Teachers today face the privilege and challenge of serving incredibly diverse classrooms. Diversity takes many forms; one of the most obvious ways students are different has to do with their culture. In one classroom, you may have students that represent a dozen different cultures.
We get a lot from our cultures, including learning styles. Teachers interested in professional growth and serving all their students properly must consider multicultural learning styles.
It’s About Equity
Understanding multicultural learning styles is not just about being “politically correct.” It’s about equity. Our job as educators is to provide an education for all of our students. In order to do that we need to remember not all our students are the same. They are different in so many ways besides their cultures, but we should consider other cultures. Our natural inclination is to teach to students who are most like us; it’s subtle and unconscious, but we do it. An equitable classroom is a classroom that considers the cultural background of its students.
Learning Styles Are Multicultural Too
Each culture is different, and each student is an individual. Teachers should consider and keep track of the learning styles of all their students.
What follows are some general guidelines regarding Latino and African-American students. There will obviously be exceptions and these should not be taken as ironclad rules. If you keep these ideas in mind, however, it will help you better serve all of your students, no matter their background.
Understanding the differences between these cultural learning styles can help educators not only teach more effectively, but also work toward closing the achievement gap. By approaching multicultural students in a way that is appropriate for their culture, we can better serve their needs.
Guidelines for Teaching Latino and African-American Students
- Collaborative work
- Cooperation above competition
- Explain the immediate relevance of what is being learned
- Study of relevant Latino and/or African-American culture (people, art, music, history) in every instructional unit
- Frequent and courageous discussions about race issues
- Opportunities to move, talk, laugh, and enjoy one another
- Opportunities to demonstrate and earn credit for the use of oral language
- Group activities such as reciprocal teaching
By including the above concepts and activities in your diverse classroom, you can better serve the needs of many students. Different suggestions will apply to students from different cultures and different ability levels, of course.
Beware of Stereotypes
While you should consider a student’s culture as you do the lesson planning and prepare great activities for your students, you must never reduce your students to stereotypes. Culture plays a role in defining who we are, but it is not the sum total of whom we are. It’s also important to remember that just because your student’s skin is a certain color, he may not be part of or identify with a particular culture. You must treat every student as an individual and do what you can to meet his or her needs. Still, it is important to keep in mind multicultural learning styles as you plan lessons and assessments and as you develop a positive classroom environment.
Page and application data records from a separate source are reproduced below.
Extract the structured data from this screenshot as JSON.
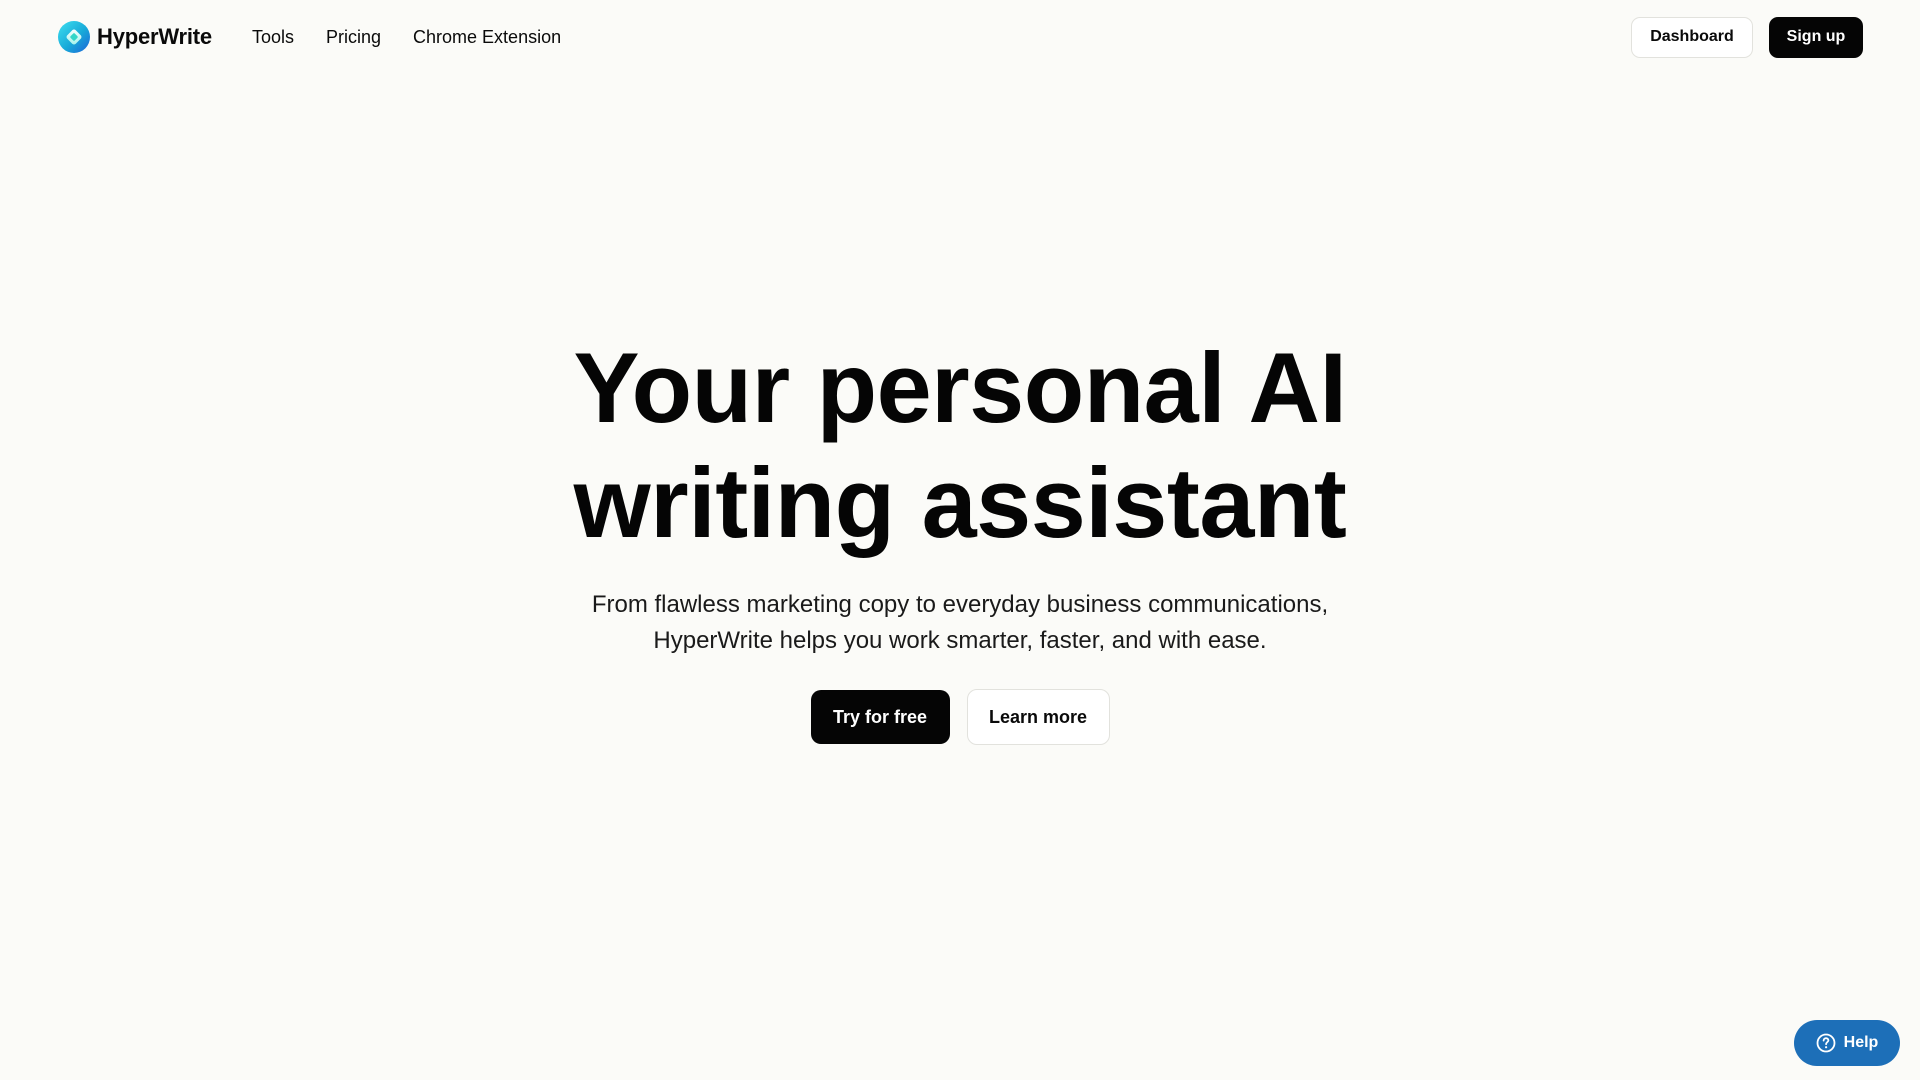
{
  "header": {
    "brand_name": "HyperWrite",
    "nav_links": [
      "Tools",
      "Pricing",
      "Chrome Extension"
    ],
    "dashboard_label": "Dashboard",
    "signup_label": "Sign up"
  },
  "hero": {
    "title_lines": [
      "Your personal AI",
      "writing assistant"
    ],
    "subtitle_lines": [
      "From flawless marketing copy to everyday business communications,",
      "HyperWrite helps you work smarter, faster, and with ease."
    ],
    "primary_cta": "Try for free",
    "secondary_cta": "Learn more"
  },
  "help_widget": {
    "label": "Help",
    "icon": "question-circle-icon"
  },
  "colors": {
    "background": "#fbfbf8",
    "primary_button": "#050505",
    "help_button": "#1d6fb8",
    "logo_gradient": [
      "#22d3ee",
      "#2563eb"
    ]
  }
}
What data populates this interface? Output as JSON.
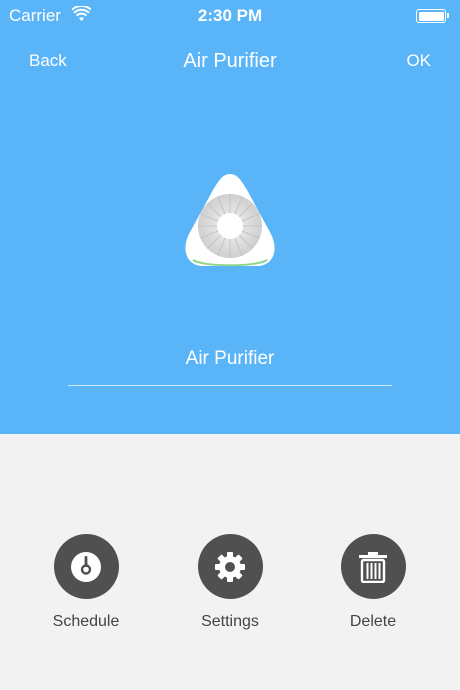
{
  "status_bar": {
    "carrier": "Carrier",
    "time": "2:30 PM",
    "wifi_icon": "wifi-icon",
    "battery_icon": "battery-icon"
  },
  "nav": {
    "back_label": "Back",
    "title": "Air Purifier",
    "ok_label": "OK"
  },
  "device": {
    "icon": "air-purifier-icon",
    "name_value": "Air Purifier"
  },
  "actions": [
    {
      "label": "Schedule",
      "icon": "clock-icon"
    },
    {
      "label": "Settings",
      "icon": "gear-icon"
    },
    {
      "label": "Delete",
      "icon": "trash-icon"
    }
  ],
  "colors": {
    "header_background": "#5ab4f8",
    "content_background": "#f2f2f2",
    "action_circle": "#505050",
    "action_label": "#444444"
  }
}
- Teaching experience.
This post is part of the series: Learning Styles in the Classroom
Using diverse learning styles in the classroom